Moreover, stress reducing exercise like yoga or Thai Chi can boost your mood and lower blood pressure. Poorly controlled stress may have an adverse effect on blood lipids. An attitude of hostility has been powerfully linked with a higher incidence of cardiac events, and cynical distrust has been associated with accelerated progression of carotid artery disease. Relaxation methods (meditation, breathing exercises), yoga, and stress management techniques are essential for preventing cardiovascular disease recurrent cardiac problems. Meditation improves exercise tolerance and decreases electrical changes associated with poor circulation to the heart. Meditation has also been shown to lower cholesterol and reverse carotid artery thickening. Also consider acupuncture, which has been shown to help relax the myocardium and improve circulation.
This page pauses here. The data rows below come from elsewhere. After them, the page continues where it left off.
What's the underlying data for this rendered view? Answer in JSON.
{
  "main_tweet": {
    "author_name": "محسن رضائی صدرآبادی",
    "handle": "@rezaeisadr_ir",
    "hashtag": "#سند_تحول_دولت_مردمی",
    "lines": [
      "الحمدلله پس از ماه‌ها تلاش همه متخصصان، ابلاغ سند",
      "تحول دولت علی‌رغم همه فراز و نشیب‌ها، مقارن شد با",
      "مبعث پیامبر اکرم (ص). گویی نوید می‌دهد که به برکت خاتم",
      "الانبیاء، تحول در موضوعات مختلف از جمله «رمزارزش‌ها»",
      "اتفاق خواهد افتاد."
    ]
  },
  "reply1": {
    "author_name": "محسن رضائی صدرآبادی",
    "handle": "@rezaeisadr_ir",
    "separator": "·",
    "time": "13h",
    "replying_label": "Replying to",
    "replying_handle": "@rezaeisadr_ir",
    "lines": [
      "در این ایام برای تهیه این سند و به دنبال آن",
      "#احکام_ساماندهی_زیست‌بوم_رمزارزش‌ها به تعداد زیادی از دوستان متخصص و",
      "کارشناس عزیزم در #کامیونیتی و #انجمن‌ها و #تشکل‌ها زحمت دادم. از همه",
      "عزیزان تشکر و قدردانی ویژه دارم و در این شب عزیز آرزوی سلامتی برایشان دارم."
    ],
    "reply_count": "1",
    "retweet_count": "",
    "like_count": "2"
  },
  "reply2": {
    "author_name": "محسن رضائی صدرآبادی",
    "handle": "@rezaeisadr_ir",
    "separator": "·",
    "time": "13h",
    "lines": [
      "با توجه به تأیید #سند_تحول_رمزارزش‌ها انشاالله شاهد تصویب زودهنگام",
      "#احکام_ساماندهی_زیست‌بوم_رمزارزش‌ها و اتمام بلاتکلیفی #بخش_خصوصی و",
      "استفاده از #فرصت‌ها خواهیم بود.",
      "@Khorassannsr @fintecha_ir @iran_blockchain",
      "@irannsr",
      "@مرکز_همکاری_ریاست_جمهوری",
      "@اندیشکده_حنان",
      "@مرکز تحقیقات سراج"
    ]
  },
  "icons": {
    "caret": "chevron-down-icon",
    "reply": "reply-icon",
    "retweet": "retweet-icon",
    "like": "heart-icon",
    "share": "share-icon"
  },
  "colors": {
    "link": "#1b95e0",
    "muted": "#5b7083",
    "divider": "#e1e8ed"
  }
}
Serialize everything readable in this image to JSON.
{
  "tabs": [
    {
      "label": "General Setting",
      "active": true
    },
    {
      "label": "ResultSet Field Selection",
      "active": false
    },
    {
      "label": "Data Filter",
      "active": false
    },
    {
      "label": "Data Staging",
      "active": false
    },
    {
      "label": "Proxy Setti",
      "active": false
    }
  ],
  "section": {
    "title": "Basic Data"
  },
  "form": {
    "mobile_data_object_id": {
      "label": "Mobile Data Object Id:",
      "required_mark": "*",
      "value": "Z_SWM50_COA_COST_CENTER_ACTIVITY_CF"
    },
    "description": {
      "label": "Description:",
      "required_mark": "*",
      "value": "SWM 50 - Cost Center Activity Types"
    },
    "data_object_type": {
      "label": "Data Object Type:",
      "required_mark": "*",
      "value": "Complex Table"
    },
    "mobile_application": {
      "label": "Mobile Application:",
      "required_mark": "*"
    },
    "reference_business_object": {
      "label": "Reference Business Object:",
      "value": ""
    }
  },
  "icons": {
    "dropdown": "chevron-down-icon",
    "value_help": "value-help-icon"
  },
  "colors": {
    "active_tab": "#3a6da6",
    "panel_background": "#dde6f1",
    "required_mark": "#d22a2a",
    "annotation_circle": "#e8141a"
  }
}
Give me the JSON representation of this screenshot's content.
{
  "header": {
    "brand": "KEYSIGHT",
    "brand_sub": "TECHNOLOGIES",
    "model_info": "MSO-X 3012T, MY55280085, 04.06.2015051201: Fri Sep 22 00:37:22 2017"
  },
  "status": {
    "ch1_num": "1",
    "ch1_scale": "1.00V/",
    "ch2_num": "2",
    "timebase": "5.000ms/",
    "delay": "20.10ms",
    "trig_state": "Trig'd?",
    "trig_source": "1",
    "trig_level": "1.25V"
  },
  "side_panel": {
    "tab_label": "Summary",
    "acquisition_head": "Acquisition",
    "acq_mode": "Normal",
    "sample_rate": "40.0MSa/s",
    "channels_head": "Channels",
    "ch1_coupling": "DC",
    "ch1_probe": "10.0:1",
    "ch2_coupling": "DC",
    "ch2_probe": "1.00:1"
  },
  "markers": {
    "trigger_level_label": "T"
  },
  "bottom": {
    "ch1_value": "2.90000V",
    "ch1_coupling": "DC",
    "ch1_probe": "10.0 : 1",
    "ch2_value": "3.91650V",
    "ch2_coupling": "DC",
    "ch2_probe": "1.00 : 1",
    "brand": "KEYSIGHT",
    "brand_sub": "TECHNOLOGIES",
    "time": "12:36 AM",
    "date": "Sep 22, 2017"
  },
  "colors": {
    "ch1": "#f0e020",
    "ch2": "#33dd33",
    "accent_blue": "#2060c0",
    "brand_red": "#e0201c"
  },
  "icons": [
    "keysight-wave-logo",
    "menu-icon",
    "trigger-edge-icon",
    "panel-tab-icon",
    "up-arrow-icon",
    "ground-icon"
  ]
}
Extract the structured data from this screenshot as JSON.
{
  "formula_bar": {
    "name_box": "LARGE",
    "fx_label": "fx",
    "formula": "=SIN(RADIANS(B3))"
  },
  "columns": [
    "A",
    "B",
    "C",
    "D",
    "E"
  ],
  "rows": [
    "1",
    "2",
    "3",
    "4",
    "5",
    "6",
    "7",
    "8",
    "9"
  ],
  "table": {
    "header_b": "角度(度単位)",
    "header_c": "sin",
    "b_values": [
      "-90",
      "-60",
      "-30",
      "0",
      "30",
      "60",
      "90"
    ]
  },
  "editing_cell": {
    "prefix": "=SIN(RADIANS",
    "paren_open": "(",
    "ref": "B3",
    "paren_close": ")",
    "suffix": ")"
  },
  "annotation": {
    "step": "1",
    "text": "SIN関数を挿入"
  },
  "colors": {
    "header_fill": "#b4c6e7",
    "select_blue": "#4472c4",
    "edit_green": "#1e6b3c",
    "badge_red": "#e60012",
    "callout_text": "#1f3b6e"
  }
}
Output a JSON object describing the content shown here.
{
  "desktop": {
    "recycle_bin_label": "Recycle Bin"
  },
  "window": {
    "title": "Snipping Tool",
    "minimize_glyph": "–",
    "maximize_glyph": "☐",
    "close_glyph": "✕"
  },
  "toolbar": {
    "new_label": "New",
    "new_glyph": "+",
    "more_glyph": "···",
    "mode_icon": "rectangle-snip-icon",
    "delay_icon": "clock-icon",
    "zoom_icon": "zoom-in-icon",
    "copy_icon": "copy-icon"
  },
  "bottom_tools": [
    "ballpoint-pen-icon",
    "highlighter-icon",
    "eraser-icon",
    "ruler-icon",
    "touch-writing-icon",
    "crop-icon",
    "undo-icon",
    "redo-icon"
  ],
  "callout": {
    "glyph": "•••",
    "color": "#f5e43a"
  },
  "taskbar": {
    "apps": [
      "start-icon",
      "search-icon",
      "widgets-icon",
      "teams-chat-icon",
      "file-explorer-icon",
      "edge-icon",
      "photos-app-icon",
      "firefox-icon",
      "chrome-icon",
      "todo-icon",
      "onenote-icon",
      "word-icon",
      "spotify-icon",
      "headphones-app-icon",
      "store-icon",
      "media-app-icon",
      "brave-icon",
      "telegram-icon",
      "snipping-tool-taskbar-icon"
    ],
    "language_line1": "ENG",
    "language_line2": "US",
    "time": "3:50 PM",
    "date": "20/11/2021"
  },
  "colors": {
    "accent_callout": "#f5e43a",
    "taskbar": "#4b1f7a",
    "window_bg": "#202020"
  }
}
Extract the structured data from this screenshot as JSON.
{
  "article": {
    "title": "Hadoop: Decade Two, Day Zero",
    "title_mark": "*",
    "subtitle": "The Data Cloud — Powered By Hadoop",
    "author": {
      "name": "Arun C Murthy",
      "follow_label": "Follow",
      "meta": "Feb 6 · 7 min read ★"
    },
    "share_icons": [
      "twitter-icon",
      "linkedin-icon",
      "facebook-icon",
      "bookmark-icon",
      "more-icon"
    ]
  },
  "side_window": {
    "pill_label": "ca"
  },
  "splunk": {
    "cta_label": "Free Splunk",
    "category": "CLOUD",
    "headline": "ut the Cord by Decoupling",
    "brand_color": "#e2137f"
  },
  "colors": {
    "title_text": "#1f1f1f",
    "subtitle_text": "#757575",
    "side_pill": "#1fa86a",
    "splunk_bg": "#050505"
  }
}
Fifteen minutes of restorative yoga or similar exercise done 30-60 minutes before bed can help you fall asleep faster and stay asleep longer with less intermittent waking up. We all know the benefits of sufficient and restful sleep impact more than just heart disease.
So whether you are adding yoga to your current workout routine or beginning a walking program, “Put Your Heart Into It” and know that you are taking personal action reduce and prevent the your number one threat- Heart Disease!